▶ _WORK REQUIRED_:
Word for word, return every record.

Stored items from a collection
····················
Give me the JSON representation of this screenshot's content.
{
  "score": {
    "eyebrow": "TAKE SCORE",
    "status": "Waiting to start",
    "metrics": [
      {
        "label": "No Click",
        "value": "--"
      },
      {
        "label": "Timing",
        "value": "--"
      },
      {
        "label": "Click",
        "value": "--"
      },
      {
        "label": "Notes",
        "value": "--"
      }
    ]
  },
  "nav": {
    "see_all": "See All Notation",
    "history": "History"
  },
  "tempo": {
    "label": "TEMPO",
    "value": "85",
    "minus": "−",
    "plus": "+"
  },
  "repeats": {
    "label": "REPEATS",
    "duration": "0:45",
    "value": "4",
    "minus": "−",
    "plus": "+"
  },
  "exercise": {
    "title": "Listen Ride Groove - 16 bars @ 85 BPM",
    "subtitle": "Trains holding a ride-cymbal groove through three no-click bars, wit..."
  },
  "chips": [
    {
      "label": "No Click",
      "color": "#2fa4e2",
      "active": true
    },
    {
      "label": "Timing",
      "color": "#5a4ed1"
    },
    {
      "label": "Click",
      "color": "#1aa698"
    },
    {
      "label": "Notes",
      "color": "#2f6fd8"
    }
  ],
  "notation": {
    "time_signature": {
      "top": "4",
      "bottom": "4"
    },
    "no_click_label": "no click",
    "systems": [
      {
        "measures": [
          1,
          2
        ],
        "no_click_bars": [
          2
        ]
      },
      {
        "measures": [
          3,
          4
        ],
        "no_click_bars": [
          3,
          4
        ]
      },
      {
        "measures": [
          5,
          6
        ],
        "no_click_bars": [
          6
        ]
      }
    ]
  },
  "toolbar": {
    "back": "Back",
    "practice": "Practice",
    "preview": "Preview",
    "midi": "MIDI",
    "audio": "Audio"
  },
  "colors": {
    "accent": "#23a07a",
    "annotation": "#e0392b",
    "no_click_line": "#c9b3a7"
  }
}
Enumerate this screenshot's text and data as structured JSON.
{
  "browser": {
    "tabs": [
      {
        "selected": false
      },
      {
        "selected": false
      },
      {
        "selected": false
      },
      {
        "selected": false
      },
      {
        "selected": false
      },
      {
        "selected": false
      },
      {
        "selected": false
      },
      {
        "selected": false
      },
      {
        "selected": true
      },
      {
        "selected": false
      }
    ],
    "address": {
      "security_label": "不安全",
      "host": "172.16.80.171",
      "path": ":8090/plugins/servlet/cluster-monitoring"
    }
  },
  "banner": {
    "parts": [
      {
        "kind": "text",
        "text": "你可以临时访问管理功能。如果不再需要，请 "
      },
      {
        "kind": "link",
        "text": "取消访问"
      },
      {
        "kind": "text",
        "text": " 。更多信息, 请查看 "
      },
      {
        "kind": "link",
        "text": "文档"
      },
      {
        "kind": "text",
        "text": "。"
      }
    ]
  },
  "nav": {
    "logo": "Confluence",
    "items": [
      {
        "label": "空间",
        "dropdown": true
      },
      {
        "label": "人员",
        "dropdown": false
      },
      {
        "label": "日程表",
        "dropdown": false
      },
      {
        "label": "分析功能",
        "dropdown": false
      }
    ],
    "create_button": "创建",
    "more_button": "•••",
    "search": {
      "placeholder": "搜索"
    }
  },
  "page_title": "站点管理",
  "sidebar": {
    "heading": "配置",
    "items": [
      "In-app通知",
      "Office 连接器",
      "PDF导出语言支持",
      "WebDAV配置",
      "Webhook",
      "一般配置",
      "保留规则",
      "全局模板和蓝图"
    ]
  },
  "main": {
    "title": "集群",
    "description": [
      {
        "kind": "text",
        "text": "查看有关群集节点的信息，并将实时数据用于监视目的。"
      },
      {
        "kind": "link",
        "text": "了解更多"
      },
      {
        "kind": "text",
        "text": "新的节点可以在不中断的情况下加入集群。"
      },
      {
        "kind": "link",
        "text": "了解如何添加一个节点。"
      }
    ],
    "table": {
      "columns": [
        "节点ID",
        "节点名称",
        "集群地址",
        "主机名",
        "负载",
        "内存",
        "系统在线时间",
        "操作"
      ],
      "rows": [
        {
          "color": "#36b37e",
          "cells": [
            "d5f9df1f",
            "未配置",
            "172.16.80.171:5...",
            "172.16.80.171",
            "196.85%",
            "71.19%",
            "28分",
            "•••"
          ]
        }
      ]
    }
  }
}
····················
▶ _EXERCISE OUTPUT_:
Give me the JSON representation of this screenshot's content.
{
  "score": {
    "eyebrow": "TAKE SCORE",
    "status": "Waiting to start",
    "metrics": [
      {
        "label": "No Click",
        "value": "--"
      },
      {
        "label": "Timing",
        "value": "--"
      },
      {
        "label": "Click",
        "value": "--"
      },
      {
        "label": "Notes",
        "value": "--"
      }
    ]
  },
  "nav": {
    "see_all": "See All Notation",
    "history": "History"
  },
  "tempo": {
    "label": "TEMPO",
    "value": "85",
    "minus": "−",
    "plus": "+"
  },
  "repeats": {
    "label": "REPEATS",
    "duration": "0:45",
    "value": "4",
    "minus": "−",
    "plus": "+"
  },
  "exercise": {
    "title": "Listen Ride Groove - 16 bars @ 85 BPM",
    "subtitle": "Trains holding a ride-cymbal groove through three no-click bars, wit..."
  },
  "chips": [
    {
      "label": "No Click",
      "color": "#2fa4e2",
      "active": true
    },
    {
      "label": "Timing",
      "color": "#5a4ed1"
    },
    {
      "label": "Click",
      "color": "#1aa698"
    },
    {
      "label": "Notes",
      "color": "#2f6fd8"
    }
  ],
  "notation": {
    "time_signature": {
      "top": "4",
      "bottom": "4"
    },
    "no_click_label": "no click",
    "systems": [
      {
        "measures": [
          1,
          2
        ],
        "no_click_bars": [
          2
        ]
      },
      {
        "measures": [
          3,
          4
        ],
        "no_click_bars": [
          3,
          4
        ]
      },
      {
        "measures": [
          5,
          6
        ],
        "no_click_bars": [
          6
        ]
      }
    ]
  },
  "toolbar": {
    "back": "Back",
    "practice": "Practice",
    "preview": "Preview",
    "midi": "MIDI",
    "audio": "Audio"
  },
  "colors": {
    "accent": "#23a07a",
    "annotation": "#e0392b",
    "no_click_line": "#c9b3a7"
  }
}
Enumerate this screenshot's text and data as structured JSON.
{
  "browser": {
    "tabs": [
      {
        "selected": false
      },
      {
        "selected": false
      },
      {
        "selected": false
      },
      {
        "selected": false
      },
      {
        "selected": false
      },
      {
        "selected": false
      },
      {
        "selected": false
      },
      {
        "selected": false
      },
      {
        "selected": true
      },
      {
        "selected": false
      }
    ],
    "address": {
      "security_label": "不安全",
      "host": "172.16.80.171",
      "path": ":8090/plugins/servlet/cluster-monitoring"
    }
  },
  "banner": {
    "parts": [
      {
        "kind": "text",
        "text": "你可以临时访问管理功能。如果不再需要，请 "
      },
      {
        "kind": "link",
        "text": "取消访问"
      },
      {
        "kind": "text",
        "text": " 。更多信息, 请查看 "
      },
      {
        "kind": "link",
        "text": "文档"
      },
      {
        "kind": "text",
        "text": "。"
      }
    ]
  },
  "nav": {
    "logo": "Confluence",
    "items": [
      {
        "label": "空间",
        "dropdown": true
      },
      {
        "label": "人员",
        "dropdown": false
      },
      {
        "label": "日程表",
        "dropdown": false
      },
      {
        "label": "分析功能",
        "dropdown": false
      }
    ],
    "create_button": "创建",
    "more_button": "•••",
    "search": {
      "placeholder": "搜索"
    }
  },
  "page_title": "站点管理",
  "sidebar": {
    "heading": "配置",
    "items": [
      "In-app通知",
      "Office 连接器",
      "PDF导出语言支持",
      "WebDAV配置",
      "Webhook",
      "一般配置",
      "保留规则",
      "全局模板和蓝图"
    ]
  },
  "main": {
    "title": "集群",
    "description": [
      {
        "kind": "text",
        "text": "查看有关群集节点的信息，并将实时数据用于监视目的。"
      },
      {
        "kind": "link",
        "text": "了解更多"
      },
      {
        "kind": "text",
        "text": "新的节点可以在不中断的情况下加入集群。"
      },
      {
        "kind": "link",
        "text": "了解如何添加一个节点。"
      }
    ],
    "table": {
      "columns": [
        "节点ID",
        "节点名称",
        "集群地址",
        "主机名",
        "负载",
        "内存",
        "系统在线时间",
        "操作"
      ],
      "rows": [
        {
          "color": "#36b37e",
          "cells": [
            "d5f9df1f",
            "未配置",
            "172.16.80.171:5...",
            "172.16.80.171",
            "196.85%",
            "71.19%",
            "28分",
            "•••"
          ]
        }
      ]
    }
  }
}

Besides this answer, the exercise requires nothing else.